You would have to live on the moon to have missed the news that Brad Pitt and Angelina Jolie have parted company, allegedly as a result of Brad’s infidelity. The couple are now apparently to divorce with Angelina being said to have issued divorce proceedings in America citing ‘irreconcilable differences’.
When I take a call from someone who is separating or getting a divorce one of the first concerns they have is does it matter that the family home is not jointly owned? Women in particular, who may not have had much involvement in the marital finances, can feel quite vulnerable and worried that they will be told they can no longer live there.
A shocking report in 2014 revealed that a teenager sitting their GCSEs is more likely to own a smartphone than live with their father. The Fractured Families report, from the Centre for Social Justice (CSJ), also showed that a million children have no significant contact with their dads.
Uncertainty around many things in Britain is still high after our historic vote to leave Europe. I blogged a couple of weeks ago about the language of Brexit borrowing heavily from divorce and what the architects of the change could learn from us family law specialists.

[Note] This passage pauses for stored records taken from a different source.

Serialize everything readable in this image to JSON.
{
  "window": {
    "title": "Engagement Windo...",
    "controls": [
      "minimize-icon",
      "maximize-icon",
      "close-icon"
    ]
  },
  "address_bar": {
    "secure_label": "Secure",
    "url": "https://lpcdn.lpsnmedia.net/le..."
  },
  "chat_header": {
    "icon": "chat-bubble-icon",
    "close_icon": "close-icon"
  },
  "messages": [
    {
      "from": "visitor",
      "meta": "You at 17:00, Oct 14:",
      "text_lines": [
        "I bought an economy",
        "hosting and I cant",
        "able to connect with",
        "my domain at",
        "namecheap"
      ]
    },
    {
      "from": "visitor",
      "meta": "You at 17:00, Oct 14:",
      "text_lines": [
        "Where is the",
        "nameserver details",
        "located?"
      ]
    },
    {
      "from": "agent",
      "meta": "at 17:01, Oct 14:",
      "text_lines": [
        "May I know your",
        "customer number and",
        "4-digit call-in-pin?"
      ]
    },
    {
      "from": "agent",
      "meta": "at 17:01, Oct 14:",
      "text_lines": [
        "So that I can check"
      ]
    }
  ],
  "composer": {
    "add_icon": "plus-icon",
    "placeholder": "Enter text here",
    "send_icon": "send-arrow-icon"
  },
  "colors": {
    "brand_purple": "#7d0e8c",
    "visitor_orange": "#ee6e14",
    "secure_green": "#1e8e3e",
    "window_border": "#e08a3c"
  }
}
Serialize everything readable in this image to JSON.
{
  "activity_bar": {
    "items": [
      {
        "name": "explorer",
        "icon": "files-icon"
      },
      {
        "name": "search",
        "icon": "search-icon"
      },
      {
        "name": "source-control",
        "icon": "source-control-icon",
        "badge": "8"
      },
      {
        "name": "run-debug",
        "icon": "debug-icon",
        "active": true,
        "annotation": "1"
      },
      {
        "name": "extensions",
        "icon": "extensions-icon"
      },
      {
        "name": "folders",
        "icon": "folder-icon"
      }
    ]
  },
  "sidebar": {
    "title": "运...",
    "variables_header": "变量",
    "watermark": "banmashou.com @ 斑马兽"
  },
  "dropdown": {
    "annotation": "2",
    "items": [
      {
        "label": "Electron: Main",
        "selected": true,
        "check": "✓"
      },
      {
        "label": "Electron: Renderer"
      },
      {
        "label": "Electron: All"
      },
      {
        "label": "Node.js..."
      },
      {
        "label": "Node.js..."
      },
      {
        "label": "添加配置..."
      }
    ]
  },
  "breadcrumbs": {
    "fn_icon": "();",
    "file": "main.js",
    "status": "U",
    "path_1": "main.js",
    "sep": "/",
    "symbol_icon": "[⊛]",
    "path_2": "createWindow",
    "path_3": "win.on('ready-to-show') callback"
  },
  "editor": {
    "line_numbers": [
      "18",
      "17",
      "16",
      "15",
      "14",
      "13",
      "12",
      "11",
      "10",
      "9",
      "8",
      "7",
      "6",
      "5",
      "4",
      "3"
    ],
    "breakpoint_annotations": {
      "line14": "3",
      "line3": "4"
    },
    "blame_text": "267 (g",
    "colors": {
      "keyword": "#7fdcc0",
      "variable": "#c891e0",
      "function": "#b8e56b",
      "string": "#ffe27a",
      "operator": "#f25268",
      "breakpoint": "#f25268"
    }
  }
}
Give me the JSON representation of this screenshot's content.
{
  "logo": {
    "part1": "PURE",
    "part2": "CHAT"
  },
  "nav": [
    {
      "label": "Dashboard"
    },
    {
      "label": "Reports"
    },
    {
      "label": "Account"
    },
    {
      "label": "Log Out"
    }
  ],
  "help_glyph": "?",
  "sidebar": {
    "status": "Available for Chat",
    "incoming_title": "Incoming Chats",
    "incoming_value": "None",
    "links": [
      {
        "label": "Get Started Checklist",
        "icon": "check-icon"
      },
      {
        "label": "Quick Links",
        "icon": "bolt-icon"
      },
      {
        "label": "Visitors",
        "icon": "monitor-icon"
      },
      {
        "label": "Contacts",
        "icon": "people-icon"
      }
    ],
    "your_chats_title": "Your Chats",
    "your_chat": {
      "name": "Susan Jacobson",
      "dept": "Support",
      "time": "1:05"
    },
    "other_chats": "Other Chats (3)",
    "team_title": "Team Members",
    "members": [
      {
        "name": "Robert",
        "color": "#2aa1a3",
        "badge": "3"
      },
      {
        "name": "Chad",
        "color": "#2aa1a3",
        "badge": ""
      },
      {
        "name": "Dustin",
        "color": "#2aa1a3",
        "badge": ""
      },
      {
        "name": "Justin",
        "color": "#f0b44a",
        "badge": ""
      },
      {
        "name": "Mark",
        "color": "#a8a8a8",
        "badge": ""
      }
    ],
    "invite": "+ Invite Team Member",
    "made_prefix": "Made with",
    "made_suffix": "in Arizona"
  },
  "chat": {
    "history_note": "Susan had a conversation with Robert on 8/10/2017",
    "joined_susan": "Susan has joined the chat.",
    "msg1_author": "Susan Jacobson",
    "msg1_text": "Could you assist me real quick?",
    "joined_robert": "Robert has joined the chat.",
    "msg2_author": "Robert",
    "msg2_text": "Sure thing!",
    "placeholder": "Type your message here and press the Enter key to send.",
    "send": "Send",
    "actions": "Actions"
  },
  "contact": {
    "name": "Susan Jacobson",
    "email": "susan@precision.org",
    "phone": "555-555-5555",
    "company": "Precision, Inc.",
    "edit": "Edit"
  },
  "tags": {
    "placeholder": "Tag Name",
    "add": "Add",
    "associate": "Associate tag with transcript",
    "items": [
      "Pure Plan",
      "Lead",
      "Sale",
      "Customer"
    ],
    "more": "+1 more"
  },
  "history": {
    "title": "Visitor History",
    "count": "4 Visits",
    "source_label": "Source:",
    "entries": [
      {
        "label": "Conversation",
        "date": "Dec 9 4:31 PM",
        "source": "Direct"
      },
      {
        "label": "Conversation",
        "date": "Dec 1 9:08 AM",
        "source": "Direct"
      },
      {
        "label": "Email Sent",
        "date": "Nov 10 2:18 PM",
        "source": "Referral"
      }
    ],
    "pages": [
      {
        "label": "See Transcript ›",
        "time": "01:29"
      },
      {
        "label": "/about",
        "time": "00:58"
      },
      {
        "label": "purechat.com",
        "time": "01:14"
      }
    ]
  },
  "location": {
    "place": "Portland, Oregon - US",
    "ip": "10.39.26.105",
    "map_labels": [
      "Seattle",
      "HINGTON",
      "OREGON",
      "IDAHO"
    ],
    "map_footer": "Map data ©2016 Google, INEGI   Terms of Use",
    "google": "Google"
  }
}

As a family law solicitor for almost 30 years the most common question I am asked when I first speak to a client is “Will I lose my family home?” Clearly this is one of the most pressing concerns for people when it comes to separation and divorce and that is understandable. The family home is a treasured possession. Often the family have lived there for years, the children have grown up there and it’s a comfortable and familiar environment.